It’s doubtful that many people who see Sound City will be familiar with the titular Los Angeles recording studio itself. But they will know Johnny Cash, Tom Petty, Trent Reznor, and other titans of the music industry—not to mention the film’s first-time director and key curiosity factor, former Nirvana drummer and current Foo Fighters frontman Dave Grohl.
Sound City isn’t just a glancing history of the now-shuttered studio, but an ode to old-school analog recording. Grohl, in a mostly effortless debut, starts things off with a cheesy voiceover of his own first encounter with Sound City: “We were just kids ... but we had these songs, and we had these dreams.” A rundown of many of the acts who worked at the studio follows (including Nirvana, whose Nevermind recording spurred other bands to flock to the place).
The true star of the studio, however, was the Neve console, which revolutionized analog mixing and recording. Grohl talks to its inventor, Rupert Neve, who explains some of the technology. He also explores the enchantment of the location as a reason for its prodigious output, including the great drum sound that the ordinary block room produced. As Rick Rubin says, the results were due to a combination of “luck and magic.”
Grohl mixes archival footage and music videos with present-day comments from musicians, producers, and technicians who came in contact with Sound City. Petty is a big contributor, as is Butch Vig, the famed Nevermind producer and Garbage drummer. (Even Lars Ulrich, punching bag of the rock/metal world, makes an appearance.) We get lots of those-were-the-days stories that never become repetitive or tiresome. Of course, another big part of the conversation is the dawn of digital recording—boo, hiss!—and how its ability to so easily achieve “perfection” instead robbed music of its soul.

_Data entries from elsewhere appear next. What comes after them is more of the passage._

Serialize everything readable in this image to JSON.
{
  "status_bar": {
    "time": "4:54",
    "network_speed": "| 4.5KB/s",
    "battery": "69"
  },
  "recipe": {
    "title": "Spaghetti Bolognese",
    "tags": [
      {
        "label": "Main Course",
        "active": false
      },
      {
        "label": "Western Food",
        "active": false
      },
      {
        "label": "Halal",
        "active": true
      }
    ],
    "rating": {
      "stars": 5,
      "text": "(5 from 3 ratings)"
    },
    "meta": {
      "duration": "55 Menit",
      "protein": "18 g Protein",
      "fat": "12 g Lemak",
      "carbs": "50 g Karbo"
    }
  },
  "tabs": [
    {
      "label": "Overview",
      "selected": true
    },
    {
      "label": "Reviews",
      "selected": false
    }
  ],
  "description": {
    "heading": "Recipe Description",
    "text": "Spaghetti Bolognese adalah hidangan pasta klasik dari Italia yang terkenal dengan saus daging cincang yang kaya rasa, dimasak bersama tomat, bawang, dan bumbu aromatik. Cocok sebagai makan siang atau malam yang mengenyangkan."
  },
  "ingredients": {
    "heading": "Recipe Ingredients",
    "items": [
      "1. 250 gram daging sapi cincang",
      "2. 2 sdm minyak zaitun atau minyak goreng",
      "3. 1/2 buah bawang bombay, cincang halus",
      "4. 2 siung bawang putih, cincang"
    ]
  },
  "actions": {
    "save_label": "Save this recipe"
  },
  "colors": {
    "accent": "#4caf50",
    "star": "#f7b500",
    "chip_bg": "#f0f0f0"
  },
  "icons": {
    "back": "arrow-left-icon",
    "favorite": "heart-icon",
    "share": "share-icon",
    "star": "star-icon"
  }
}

Grohl gets sentimental as he covers the stuio’s final days, but the doc’s overall tone and gist of its message is relayed by the studio’s second manager, Shivaun O’Brien: “Sound City was the place where real men went to make records.”